Start of Block

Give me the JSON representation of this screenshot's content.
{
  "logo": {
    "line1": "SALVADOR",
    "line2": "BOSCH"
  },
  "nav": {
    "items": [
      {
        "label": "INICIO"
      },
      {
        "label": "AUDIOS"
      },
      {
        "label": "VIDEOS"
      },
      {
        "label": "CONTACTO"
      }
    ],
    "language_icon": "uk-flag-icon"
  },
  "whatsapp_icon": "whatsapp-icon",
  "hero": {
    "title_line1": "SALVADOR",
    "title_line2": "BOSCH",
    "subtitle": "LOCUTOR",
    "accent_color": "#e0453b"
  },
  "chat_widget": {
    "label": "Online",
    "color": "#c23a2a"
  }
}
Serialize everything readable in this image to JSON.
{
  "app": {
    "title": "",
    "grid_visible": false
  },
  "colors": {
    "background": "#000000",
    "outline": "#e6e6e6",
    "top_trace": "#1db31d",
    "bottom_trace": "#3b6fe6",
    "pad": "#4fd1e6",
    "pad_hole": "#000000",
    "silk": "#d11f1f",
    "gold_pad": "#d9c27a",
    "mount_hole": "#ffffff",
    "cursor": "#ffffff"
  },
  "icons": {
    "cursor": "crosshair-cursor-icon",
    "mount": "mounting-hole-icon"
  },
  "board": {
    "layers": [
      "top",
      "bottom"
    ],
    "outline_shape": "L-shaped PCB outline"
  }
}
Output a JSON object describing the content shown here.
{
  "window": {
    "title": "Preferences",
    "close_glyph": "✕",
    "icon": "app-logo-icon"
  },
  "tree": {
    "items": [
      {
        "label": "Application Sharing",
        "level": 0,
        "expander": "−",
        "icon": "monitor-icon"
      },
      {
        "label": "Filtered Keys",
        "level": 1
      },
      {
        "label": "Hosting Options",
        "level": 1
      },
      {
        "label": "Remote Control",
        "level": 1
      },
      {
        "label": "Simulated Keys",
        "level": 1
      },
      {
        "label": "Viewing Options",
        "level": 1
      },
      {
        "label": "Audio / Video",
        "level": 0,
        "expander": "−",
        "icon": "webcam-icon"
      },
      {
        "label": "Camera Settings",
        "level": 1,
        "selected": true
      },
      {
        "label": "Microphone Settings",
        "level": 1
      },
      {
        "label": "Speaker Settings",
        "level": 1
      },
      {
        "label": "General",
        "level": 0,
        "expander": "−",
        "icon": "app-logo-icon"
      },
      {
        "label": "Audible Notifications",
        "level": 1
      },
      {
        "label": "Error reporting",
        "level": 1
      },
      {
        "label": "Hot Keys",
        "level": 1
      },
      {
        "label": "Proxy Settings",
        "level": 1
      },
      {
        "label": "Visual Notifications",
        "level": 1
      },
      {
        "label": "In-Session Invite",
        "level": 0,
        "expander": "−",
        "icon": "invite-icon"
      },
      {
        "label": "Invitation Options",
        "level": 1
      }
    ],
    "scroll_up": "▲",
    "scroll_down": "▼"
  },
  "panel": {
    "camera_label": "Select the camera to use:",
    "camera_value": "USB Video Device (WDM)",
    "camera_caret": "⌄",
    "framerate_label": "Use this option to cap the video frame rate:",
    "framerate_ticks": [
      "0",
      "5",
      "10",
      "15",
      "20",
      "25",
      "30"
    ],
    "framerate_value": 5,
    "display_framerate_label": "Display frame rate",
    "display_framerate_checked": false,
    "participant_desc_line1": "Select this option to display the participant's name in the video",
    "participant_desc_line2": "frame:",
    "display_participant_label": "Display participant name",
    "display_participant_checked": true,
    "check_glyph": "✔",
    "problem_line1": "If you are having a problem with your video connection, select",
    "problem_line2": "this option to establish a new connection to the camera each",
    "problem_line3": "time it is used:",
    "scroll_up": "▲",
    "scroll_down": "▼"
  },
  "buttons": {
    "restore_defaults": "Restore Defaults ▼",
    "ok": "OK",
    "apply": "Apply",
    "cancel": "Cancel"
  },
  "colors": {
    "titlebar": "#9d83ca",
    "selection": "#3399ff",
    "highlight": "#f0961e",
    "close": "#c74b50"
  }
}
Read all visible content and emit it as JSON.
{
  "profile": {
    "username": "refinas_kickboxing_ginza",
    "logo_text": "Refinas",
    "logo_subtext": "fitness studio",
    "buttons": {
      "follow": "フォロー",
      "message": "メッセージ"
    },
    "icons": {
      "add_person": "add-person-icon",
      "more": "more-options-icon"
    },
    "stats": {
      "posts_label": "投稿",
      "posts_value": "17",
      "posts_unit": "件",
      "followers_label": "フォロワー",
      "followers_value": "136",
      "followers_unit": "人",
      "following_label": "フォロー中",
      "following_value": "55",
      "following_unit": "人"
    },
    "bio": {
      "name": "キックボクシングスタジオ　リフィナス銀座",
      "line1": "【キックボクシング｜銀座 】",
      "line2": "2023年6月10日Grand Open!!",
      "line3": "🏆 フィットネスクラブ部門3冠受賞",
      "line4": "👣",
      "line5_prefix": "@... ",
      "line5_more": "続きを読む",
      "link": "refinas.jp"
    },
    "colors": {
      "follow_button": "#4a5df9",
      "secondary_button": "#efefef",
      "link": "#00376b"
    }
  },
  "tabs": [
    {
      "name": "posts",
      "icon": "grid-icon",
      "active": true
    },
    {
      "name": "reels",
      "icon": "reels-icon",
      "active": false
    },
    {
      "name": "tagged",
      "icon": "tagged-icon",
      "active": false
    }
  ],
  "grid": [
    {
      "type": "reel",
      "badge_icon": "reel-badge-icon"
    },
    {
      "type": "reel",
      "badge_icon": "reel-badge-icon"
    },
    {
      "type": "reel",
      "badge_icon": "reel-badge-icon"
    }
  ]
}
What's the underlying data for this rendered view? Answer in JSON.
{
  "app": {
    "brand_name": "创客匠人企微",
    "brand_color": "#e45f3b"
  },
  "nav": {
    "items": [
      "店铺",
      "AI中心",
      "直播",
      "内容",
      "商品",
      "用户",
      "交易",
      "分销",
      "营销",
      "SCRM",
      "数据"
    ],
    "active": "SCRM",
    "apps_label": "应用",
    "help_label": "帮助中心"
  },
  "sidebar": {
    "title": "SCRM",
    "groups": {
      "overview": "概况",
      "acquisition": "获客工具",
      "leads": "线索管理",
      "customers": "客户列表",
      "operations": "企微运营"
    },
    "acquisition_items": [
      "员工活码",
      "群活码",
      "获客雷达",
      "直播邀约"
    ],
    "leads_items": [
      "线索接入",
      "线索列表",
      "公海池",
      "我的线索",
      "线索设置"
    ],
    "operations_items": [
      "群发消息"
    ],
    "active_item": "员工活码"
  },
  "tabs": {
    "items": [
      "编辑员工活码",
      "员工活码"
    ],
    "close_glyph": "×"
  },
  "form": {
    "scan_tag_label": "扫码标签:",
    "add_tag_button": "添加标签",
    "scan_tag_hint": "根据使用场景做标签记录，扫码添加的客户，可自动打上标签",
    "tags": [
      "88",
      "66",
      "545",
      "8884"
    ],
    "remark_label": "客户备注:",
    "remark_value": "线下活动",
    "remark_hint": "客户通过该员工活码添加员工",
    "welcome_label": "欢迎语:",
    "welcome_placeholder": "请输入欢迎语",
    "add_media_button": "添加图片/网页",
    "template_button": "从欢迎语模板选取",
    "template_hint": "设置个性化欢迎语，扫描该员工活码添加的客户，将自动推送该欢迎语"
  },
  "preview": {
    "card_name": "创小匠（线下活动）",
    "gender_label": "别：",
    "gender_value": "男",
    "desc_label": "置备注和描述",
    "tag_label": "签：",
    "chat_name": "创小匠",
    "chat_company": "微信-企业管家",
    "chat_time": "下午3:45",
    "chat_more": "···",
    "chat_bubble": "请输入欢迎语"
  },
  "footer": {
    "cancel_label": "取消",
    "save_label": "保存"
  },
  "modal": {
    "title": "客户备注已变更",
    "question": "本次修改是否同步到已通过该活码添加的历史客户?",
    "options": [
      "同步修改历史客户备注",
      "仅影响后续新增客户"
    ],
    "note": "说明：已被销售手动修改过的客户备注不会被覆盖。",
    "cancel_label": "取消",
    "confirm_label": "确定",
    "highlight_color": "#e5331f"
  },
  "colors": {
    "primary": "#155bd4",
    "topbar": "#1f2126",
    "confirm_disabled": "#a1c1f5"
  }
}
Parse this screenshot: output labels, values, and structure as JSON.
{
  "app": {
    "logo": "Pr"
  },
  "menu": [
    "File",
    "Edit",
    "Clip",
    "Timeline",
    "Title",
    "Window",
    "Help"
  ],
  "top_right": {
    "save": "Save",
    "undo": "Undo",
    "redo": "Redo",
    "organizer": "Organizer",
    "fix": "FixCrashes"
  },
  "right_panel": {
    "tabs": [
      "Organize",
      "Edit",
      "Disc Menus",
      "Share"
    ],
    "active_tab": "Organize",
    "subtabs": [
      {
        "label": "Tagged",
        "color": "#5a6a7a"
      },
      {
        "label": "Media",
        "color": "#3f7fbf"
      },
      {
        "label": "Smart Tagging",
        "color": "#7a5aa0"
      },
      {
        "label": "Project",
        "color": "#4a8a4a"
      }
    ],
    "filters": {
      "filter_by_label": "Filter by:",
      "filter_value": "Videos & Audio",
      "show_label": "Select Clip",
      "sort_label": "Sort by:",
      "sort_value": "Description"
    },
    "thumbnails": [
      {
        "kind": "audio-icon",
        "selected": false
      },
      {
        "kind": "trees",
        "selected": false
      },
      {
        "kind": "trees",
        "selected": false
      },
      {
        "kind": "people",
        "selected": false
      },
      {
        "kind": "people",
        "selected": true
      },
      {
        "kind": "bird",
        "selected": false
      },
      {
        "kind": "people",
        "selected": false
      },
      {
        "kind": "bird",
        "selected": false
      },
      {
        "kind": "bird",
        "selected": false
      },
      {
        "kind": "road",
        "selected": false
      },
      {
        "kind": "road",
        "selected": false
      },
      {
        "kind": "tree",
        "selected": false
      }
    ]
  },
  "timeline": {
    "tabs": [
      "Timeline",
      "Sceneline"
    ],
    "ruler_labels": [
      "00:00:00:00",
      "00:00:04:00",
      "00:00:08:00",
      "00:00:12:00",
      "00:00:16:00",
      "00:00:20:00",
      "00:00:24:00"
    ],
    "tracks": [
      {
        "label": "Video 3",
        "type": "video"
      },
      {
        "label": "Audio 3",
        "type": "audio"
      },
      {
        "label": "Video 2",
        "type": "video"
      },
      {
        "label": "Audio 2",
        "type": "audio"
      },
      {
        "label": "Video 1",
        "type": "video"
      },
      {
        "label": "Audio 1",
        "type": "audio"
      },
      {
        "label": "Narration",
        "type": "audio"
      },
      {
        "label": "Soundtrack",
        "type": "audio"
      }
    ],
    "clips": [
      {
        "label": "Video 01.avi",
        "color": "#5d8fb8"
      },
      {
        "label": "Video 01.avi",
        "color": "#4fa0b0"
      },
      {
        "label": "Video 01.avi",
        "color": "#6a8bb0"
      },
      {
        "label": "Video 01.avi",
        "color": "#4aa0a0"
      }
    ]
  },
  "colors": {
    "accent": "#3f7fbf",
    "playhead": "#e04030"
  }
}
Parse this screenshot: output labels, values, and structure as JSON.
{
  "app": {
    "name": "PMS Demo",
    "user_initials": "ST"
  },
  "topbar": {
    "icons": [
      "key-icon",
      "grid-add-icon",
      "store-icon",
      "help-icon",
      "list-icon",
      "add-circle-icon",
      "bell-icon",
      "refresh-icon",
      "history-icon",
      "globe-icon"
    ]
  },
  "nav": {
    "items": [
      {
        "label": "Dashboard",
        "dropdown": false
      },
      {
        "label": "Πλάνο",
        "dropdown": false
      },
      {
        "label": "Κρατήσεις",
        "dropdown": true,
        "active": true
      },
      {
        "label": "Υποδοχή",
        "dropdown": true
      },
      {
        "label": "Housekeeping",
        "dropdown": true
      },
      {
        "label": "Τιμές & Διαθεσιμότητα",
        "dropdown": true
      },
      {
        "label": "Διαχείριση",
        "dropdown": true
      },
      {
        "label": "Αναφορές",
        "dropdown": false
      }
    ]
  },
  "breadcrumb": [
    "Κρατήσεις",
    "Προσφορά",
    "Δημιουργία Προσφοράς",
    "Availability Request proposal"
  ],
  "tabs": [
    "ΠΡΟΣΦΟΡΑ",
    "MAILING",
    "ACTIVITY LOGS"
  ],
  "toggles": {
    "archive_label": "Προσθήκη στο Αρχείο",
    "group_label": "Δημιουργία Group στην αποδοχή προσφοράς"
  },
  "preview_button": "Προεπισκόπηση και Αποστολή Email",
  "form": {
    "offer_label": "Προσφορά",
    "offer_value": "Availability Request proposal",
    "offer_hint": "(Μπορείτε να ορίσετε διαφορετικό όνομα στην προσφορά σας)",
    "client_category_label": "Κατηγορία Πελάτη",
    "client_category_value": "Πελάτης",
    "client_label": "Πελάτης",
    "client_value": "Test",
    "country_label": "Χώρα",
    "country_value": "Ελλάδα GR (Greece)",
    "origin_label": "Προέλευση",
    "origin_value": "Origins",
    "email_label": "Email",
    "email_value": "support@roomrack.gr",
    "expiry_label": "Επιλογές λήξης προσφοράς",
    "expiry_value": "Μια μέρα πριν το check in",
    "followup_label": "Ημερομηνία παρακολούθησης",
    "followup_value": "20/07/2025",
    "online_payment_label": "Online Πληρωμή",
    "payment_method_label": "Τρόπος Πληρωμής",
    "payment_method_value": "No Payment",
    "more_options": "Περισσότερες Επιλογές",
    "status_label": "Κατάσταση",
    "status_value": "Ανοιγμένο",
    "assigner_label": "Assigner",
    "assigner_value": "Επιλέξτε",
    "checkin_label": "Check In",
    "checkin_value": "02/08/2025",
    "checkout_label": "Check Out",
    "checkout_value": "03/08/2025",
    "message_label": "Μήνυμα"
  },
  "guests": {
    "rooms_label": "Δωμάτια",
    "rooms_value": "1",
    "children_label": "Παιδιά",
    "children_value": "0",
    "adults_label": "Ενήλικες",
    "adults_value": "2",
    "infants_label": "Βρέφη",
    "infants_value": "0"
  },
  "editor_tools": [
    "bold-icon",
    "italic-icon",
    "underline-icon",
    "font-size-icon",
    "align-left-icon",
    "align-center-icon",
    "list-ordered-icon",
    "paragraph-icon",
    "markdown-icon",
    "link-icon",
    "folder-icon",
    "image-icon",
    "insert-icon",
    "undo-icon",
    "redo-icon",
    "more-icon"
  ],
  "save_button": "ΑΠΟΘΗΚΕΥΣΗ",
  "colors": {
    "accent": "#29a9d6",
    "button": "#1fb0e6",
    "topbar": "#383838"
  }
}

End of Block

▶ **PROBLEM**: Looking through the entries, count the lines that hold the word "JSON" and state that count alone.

▶ **OUTPUT FOR THIS TASK**: 7